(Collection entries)
───

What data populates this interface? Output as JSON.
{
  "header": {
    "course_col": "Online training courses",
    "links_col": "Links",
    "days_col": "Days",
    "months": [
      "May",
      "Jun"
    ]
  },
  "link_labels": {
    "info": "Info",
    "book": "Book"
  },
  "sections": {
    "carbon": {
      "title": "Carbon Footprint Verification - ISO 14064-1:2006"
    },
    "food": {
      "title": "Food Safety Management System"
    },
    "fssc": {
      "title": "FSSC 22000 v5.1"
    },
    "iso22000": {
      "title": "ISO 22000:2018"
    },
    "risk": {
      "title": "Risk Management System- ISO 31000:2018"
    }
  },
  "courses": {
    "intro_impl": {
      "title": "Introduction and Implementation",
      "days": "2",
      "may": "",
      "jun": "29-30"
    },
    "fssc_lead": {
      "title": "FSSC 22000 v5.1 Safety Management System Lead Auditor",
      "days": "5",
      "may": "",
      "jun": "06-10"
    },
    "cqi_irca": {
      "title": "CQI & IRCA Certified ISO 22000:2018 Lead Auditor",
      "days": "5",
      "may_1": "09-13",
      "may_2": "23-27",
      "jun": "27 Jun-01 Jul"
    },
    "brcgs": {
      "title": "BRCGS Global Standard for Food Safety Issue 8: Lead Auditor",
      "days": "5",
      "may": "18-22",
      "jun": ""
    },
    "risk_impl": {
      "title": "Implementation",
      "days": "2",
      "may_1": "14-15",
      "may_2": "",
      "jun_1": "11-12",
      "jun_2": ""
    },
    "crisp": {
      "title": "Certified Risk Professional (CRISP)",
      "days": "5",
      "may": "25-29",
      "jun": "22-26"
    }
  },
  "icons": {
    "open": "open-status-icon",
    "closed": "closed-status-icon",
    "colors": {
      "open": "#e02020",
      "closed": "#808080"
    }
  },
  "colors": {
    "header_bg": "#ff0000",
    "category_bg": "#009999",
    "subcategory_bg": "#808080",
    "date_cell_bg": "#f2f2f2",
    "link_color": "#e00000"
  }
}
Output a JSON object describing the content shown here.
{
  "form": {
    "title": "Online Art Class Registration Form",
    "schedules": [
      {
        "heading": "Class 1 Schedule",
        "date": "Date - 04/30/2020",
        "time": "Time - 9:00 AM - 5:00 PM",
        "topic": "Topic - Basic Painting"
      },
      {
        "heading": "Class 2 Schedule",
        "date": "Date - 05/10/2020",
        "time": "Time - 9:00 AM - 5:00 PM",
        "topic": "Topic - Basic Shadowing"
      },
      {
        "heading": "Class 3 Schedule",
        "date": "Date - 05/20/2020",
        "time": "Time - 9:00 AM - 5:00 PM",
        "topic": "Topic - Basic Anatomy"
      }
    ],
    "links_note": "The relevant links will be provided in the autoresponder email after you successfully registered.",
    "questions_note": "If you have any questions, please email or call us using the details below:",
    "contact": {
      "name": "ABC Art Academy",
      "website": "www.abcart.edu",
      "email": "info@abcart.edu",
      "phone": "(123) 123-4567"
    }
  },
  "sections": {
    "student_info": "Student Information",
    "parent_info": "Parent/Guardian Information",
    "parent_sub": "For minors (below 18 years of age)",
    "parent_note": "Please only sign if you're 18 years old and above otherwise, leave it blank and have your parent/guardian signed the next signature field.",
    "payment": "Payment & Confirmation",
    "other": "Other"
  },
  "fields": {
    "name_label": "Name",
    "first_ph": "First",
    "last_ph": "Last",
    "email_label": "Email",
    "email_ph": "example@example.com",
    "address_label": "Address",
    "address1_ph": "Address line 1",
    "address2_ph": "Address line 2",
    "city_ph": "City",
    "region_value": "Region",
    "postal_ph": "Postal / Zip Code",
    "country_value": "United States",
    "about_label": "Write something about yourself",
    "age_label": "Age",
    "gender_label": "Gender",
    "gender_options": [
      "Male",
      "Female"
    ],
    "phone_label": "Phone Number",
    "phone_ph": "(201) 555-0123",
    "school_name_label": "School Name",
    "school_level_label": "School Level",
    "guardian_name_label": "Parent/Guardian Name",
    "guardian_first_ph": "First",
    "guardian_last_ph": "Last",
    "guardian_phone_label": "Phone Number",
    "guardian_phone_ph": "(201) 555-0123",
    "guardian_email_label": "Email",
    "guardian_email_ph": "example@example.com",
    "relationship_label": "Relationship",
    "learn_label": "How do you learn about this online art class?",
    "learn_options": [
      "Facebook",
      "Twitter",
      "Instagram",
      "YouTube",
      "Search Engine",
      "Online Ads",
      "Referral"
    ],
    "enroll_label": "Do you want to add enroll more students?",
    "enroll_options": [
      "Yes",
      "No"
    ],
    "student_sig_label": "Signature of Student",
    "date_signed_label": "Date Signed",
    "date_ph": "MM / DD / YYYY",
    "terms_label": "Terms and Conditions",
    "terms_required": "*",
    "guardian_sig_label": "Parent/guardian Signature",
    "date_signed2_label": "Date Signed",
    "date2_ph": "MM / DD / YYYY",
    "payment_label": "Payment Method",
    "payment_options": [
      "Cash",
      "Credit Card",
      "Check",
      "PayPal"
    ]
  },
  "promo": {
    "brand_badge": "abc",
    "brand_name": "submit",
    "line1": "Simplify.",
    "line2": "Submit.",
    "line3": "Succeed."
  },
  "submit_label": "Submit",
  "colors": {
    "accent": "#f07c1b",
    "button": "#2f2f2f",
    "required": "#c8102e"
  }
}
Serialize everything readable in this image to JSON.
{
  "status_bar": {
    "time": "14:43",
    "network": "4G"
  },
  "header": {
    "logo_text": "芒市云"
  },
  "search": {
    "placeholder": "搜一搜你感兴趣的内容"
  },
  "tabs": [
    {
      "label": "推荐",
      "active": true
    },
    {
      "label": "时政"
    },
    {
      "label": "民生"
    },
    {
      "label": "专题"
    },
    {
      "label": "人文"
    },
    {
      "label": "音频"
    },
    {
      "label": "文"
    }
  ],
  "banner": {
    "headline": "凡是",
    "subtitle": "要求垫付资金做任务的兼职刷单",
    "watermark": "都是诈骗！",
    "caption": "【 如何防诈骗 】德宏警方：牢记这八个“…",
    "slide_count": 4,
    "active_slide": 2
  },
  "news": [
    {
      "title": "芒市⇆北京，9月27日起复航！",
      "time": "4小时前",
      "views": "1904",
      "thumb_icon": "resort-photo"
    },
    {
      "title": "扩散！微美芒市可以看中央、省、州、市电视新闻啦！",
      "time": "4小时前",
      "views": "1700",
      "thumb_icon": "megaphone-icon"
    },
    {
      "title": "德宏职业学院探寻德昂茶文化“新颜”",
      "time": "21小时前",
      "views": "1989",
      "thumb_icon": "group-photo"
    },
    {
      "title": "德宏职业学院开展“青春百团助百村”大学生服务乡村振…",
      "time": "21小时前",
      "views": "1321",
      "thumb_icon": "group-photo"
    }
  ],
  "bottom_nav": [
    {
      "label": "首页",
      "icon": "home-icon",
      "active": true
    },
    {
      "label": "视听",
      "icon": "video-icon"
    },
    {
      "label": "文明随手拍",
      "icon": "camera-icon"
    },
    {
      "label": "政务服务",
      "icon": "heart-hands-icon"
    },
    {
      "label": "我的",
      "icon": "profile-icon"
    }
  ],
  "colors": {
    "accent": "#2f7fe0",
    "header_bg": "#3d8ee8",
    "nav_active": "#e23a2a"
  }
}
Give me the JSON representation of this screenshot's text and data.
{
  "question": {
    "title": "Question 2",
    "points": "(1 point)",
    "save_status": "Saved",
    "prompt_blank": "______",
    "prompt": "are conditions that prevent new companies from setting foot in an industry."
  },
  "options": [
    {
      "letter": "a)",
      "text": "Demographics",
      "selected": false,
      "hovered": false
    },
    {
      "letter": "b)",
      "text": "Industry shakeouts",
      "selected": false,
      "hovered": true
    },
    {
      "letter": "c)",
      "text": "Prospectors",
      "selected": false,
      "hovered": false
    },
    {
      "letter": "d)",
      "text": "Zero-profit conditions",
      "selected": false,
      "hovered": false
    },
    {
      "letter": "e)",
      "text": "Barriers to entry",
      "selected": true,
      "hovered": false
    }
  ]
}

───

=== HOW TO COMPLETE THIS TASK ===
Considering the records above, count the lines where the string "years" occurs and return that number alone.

=== REPLY ===
2